Stored records:
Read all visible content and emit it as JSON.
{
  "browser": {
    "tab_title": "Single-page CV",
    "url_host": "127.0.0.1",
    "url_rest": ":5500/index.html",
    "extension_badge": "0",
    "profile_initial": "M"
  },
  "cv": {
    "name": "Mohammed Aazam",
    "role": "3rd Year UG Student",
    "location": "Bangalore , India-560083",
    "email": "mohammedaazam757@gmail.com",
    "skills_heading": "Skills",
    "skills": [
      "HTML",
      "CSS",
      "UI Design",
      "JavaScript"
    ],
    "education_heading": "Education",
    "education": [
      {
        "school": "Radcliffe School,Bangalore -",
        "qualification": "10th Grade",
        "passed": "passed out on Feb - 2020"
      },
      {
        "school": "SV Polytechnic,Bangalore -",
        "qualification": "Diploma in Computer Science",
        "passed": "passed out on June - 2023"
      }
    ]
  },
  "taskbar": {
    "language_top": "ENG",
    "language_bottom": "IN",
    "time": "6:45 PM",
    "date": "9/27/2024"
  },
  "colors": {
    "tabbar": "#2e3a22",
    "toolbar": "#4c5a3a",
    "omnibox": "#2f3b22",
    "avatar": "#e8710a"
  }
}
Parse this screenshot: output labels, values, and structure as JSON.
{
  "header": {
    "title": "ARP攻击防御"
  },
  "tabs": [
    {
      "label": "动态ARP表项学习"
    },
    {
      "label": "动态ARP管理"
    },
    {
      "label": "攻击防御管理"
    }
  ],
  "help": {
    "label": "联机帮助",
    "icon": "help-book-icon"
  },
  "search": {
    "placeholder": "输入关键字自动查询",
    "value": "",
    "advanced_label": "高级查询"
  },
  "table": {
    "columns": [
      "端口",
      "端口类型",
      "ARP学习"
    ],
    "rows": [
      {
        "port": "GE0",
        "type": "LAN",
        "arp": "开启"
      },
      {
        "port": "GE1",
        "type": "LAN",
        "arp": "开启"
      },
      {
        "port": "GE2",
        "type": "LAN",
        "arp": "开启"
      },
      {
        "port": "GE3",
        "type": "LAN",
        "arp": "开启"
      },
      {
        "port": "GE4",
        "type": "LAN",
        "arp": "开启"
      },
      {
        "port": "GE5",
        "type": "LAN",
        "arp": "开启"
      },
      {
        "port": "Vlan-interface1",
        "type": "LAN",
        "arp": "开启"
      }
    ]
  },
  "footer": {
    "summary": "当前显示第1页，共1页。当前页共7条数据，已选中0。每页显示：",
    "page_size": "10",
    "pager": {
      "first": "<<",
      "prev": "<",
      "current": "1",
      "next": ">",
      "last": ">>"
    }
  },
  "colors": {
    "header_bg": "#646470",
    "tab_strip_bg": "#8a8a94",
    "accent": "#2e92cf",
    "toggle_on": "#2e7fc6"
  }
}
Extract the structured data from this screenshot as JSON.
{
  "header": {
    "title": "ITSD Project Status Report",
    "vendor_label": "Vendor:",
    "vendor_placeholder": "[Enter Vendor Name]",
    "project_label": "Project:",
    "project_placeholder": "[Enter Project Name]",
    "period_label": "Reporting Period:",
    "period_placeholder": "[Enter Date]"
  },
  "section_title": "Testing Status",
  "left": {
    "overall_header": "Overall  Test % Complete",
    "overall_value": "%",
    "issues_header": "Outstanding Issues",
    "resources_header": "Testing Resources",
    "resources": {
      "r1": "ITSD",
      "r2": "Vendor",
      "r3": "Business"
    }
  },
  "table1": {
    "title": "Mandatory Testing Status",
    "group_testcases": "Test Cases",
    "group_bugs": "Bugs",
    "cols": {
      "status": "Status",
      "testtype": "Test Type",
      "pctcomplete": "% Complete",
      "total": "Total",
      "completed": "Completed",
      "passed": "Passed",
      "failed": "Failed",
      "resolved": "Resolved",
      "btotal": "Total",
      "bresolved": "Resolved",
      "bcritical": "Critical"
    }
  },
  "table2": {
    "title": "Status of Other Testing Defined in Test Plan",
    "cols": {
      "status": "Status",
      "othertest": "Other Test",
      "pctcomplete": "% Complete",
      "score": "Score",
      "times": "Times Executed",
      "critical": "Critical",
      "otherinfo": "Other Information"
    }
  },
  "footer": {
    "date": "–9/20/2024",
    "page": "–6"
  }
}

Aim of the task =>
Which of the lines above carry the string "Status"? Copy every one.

Answer =>
    "title": "ITSD Project Status Report",
  "section_title": "Testing Status",
    "title": "Mandatory Testing Status",
      "status": "Status",
    "title": "Status of Other Testing Defined in Test Plan",
      "status": "Status",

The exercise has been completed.